The answer is the set of lines that include "JSON", copied from the data below.

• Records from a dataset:
Content starts

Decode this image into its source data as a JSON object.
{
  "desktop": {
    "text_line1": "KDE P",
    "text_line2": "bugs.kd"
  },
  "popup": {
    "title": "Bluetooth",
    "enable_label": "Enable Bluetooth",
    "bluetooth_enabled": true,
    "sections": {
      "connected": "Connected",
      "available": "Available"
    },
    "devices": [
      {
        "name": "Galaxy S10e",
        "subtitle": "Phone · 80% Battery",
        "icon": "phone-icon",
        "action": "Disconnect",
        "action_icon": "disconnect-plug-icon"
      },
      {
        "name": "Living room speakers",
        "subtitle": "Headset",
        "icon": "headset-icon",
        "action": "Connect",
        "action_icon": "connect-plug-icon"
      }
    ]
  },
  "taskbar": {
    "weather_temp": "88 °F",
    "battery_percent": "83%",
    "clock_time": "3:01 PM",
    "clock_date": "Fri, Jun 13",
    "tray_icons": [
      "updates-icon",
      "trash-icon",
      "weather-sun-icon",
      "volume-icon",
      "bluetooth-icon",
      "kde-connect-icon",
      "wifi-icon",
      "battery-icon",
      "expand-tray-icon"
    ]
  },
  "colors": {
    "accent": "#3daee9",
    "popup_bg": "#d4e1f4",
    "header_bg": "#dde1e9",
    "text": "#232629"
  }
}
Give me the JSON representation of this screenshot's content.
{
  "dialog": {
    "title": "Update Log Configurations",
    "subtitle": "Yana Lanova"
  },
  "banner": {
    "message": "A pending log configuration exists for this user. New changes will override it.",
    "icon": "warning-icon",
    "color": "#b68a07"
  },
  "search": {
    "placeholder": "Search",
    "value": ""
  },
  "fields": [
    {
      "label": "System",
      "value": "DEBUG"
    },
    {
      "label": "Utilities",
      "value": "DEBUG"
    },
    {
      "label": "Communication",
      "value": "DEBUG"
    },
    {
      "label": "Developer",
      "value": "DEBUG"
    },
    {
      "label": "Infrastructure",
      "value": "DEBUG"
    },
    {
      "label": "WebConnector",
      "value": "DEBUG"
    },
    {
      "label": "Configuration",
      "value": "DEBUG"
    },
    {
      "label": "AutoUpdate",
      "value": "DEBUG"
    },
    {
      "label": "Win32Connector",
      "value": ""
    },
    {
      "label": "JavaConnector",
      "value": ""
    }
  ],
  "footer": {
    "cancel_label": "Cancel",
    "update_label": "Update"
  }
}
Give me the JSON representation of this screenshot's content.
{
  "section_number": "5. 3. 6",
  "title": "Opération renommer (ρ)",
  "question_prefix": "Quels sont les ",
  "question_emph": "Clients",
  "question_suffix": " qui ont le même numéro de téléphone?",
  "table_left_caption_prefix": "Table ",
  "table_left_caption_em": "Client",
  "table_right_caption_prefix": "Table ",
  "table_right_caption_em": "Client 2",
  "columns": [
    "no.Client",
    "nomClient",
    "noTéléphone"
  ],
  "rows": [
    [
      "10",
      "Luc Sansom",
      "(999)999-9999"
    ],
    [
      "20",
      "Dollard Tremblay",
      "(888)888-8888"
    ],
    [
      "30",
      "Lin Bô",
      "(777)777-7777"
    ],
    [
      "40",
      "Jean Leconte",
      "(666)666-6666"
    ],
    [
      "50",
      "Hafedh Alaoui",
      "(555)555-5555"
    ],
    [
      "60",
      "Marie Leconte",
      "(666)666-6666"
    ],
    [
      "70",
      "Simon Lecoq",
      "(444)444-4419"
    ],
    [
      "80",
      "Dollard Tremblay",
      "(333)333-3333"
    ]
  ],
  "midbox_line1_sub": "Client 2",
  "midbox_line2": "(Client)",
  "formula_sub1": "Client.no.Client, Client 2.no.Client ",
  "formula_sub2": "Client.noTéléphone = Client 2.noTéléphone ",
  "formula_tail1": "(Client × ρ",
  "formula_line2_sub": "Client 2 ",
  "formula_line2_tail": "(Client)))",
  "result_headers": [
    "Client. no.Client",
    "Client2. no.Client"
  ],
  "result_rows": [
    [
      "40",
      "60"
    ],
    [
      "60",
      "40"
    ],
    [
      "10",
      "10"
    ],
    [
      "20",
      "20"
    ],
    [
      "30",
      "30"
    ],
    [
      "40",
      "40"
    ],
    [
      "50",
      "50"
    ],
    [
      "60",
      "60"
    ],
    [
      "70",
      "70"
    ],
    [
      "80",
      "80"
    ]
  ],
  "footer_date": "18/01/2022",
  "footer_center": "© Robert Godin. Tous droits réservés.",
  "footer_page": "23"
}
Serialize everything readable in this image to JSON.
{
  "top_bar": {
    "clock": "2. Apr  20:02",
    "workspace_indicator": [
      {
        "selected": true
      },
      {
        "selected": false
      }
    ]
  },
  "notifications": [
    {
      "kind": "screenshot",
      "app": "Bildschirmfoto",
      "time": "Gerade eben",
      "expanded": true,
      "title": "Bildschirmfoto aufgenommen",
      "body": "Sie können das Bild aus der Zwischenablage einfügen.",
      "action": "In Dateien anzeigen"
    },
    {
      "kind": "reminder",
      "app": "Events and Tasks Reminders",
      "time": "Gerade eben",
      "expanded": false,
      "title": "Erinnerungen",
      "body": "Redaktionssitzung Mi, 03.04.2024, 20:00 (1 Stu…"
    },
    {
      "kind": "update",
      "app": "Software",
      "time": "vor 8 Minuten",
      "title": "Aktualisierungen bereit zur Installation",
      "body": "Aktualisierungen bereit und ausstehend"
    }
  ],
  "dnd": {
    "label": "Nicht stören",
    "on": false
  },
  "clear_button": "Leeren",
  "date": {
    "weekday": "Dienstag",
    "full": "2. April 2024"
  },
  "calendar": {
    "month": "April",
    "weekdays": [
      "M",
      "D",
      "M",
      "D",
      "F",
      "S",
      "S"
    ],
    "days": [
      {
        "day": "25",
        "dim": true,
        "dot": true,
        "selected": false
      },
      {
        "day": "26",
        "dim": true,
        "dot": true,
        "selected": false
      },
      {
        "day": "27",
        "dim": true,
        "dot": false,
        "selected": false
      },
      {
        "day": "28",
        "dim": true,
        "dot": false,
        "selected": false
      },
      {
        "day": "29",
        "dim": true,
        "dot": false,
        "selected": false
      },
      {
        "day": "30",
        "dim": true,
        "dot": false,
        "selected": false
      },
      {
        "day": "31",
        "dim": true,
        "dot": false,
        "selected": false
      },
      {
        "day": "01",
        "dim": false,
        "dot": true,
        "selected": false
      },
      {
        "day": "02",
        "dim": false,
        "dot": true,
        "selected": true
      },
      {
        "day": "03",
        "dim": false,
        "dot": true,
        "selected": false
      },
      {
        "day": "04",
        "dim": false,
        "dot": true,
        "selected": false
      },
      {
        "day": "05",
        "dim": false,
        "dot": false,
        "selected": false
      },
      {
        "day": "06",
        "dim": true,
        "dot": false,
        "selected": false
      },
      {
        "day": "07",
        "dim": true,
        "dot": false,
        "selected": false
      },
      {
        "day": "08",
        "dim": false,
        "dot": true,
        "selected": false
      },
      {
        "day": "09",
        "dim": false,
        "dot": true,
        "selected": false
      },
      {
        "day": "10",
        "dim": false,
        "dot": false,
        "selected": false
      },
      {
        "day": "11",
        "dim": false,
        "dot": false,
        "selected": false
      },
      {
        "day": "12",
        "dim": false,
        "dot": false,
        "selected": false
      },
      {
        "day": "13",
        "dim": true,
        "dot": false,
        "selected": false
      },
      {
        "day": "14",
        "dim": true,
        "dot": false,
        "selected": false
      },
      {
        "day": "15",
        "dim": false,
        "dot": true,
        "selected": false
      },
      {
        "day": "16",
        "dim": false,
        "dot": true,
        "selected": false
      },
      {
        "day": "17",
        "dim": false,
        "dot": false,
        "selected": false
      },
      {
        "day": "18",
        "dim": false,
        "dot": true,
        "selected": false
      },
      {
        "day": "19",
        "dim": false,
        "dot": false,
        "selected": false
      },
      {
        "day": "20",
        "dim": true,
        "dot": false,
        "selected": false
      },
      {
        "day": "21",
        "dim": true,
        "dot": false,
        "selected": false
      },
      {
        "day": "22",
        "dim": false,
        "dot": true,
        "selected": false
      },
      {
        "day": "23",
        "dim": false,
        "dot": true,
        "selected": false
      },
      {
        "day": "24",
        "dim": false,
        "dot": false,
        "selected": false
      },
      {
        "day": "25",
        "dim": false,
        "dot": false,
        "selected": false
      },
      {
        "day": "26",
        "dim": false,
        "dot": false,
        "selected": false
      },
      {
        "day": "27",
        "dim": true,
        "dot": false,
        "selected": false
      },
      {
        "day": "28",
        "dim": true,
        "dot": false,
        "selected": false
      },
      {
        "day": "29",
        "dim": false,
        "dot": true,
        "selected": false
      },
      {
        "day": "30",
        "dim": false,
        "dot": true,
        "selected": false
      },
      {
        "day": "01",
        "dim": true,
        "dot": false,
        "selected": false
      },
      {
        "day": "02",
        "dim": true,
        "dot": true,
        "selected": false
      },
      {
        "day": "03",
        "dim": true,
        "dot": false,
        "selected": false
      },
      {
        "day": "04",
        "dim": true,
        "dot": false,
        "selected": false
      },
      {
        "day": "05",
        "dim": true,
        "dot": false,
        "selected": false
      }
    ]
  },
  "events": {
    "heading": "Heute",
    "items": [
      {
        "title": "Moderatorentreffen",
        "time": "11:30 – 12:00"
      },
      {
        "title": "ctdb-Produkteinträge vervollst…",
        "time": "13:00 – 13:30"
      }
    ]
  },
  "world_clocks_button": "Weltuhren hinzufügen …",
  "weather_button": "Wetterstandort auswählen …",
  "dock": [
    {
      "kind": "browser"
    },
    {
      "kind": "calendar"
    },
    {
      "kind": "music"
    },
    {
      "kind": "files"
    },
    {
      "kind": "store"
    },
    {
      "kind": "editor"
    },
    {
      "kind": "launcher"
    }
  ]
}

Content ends

• RESULT FOR THIS TASK:
Decode this image into its source data as a JSON object.
Give me the JSON representation of this screenshot's content.
Give me the JSON representation of this screenshot's content.
Serialize everything readable in this image to JSON.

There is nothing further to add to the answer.